Research output: Contribution to journalJournal articlepeer-review

<mark>Journal publication date</mark>03/2005
<mark>Journal</mark>Urban Studies
Issue number3
Number of pages18
Pages (from-to)417-434
Publication StatusPublished
<mark>Original language</mark>English
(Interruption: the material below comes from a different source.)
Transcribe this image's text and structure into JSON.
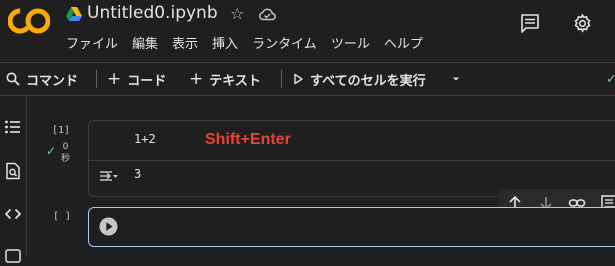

While contemporary social and political theory views voluntary activity as key to the promotion of active citizenship, this paper argues that the connections between voluntary welfare associations and citizenship are more complex than these discourses allow. Drawing on research undertaken in the Scottish city of Glasgow and debates about an increased bifurcation of the voluntary sector, it considers how the different settings within which voluntary welfare associations are organised can act to facilitate or constrain the development of active citizenship. In doing so, it focuses on the tensions voluntary associations face between organisational growth and restructuring in order to provide good quality services, on the one hand, and the positive engagement with volunteers and empowerment of local people on the other. It demonstrates how the drive towards organisational growth can result in disempowerment and the promotion of passive citizenship; however, it is argued, that this is not a necessary outcome. Organisations can and do address the need to deliver professional and complex welfare services while remaining committed to active participation.